Amy, As someone who has had loved ones go through the final stages of cancer, I'll repeat what the others have said here...enjoy what time you have. Wrap up whatever issues you can and give yourself and your dad a chance to truely say goodbye. Also, give yourself time to grieve, both now and later. If there is anything at all that Brian and I can do, we are just an e-mail away. We'll certainly keep you and your family in our thoughts and prayers in the coming months.
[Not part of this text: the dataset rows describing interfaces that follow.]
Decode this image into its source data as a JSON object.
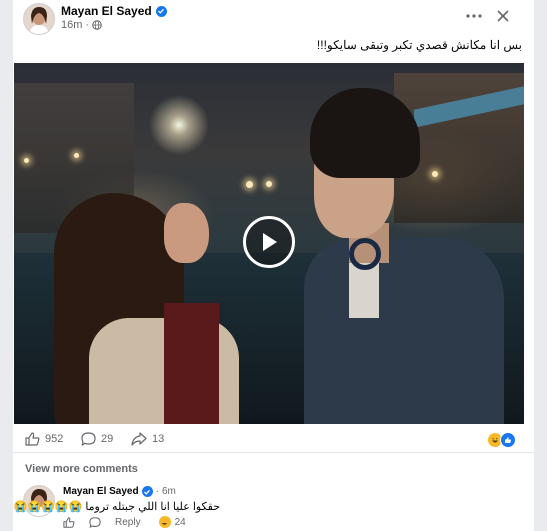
{
  "post": {
    "author": "Mayan El Sayed",
    "time": "16m",
    "text": "بس انا مكانش قصدي تكبر وتبقى سايكو!!!"
  },
  "stats": {
    "likes": "952",
    "comments": "29",
    "shares": "13"
  },
  "view_more_comments": "View more comments",
  "comment": {
    "author": "Mayan El Sayed",
    "time": "6m",
    "text": "حقكوا عليا انا اللي جبتله تروما 😭😭😭😭😭😭😭😭",
    "reply_label": "Reply",
    "reaction_count": "24"
  },
  "icons": {
    "avatar": "avatar",
    "verified": "verified-badge-icon",
    "globe": "globe-icon",
    "more": "more-options-icon",
    "close": "close-icon",
    "play": "play-icon",
    "like": "like-icon",
    "comment": "comment-icon",
    "share": "share-icon"
  },
  "colors": {
    "accent": "#1877f2",
    "secondary_text": "#65676b"
  }
}
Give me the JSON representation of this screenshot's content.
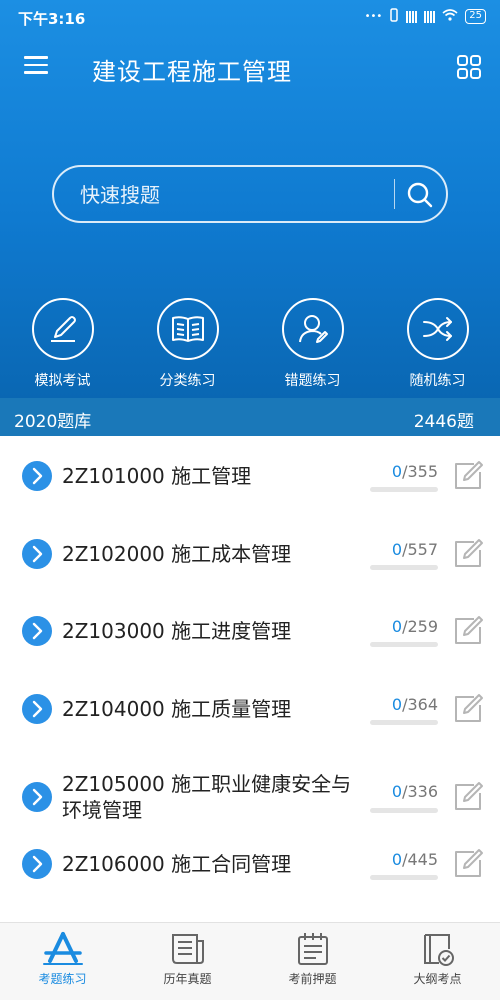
{
  "status": {
    "time": "下午3:16",
    "battery": "25"
  },
  "header": {
    "title": "建设工程施工管理"
  },
  "search": {
    "placeholder": "快速搜题"
  },
  "quick_actions": [
    {
      "label": "模拟考试",
      "icon": "pencil-icon"
    },
    {
      "label": "分类练习",
      "icon": "book-icon"
    },
    {
      "label": "错题练习",
      "icon": "user-edit-icon"
    },
    {
      "label": "随机练习",
      "icon": "shuffle-icon"
    }
  ],
  "question_bank": {
    "name": "2020题库",
    "count": "2446题"
  },
  "chapters": [
    {
      "title": "2Z101000 施工管理",
      "done": "0",
      "total": "/355",
      "progress": 0
    },
    {
      "title": "2Z102000 施工成本管理",
      "done": "0",
      "total": "/557",
      "progress": 0
    },
    {
      "title": "2Z103000 施工进度管理",
      "done": "0",
      "total": "/259",
      "progress": 0
    },
    {
      "title": "2Z104000 施工质量管理",
      "done": "0",
      "total": "/364",
      "progress": 0
    },
    {
      "title": "2Z105000 施工职业健康安全与环境管理",
      "done": "0",
      "total": "/336",
      "progress": 0
    },
    {
      "title": "2Z106000 施工合同管理",
      "done": "0",
      "total": "/445",
      "progress": 0
    }
  ],
  "tabs": [
    {
      "label": "考题练习",
      "icon": "app-store-icon",
      "active": true
    },
    {
      "label": "历年真题",
      "icon": "newspaper-icon",
      "active": false
    },
    {
      "label": "考前押题",
      "icon": "notepad-icon",
      "active": false
    },
    {
      "label": "大纲考点",
      "icon": "outline-check-icon",
      "active": false
    }
  ],
  "colors": {
    "primary": "#1a8be0",
    "bank_bar": "#1a78b9"
  }
}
Much love, Suzan

((( ... )))

my friend, i wish i had the right words to say in such a way to convey my understanding and support. i have dealt with the loss of both parents so i know what you're going through. suzan has it right but you already know that. you will be surprised by the strength you have within you. draw on it and that strength that is shared by others around you. i am here if i can help, even if it's only a word of encouragement.

hug hug hug hug hug hug hug hug hug hug hug hug hug hug hug hug hug hug hug hug hug hug

My heart is with you and your family.

i went through a similar time with my grandad. its tough. and at the time, when he finally went, i couldnt do anything. i remember it, because i had just come home from a really good driving lesson, and i was hyped up ready to go out for the evening. i took one look at my mum when i walked in the door, and i just knew. she wasnt crying. but i could see it in her eyes. it was tough. i couldnt even cry. but i got through it, and im sure you will too. much sympathy. and hugs of course.

As someone in a very similar situation (my father has just gone through a course of radiotherapy for two brain tumours, and has two further tumours in his chest) I wish you all the best, and the strength that you will inevitably need to carry you through this terribly tough time. Take care of yourself.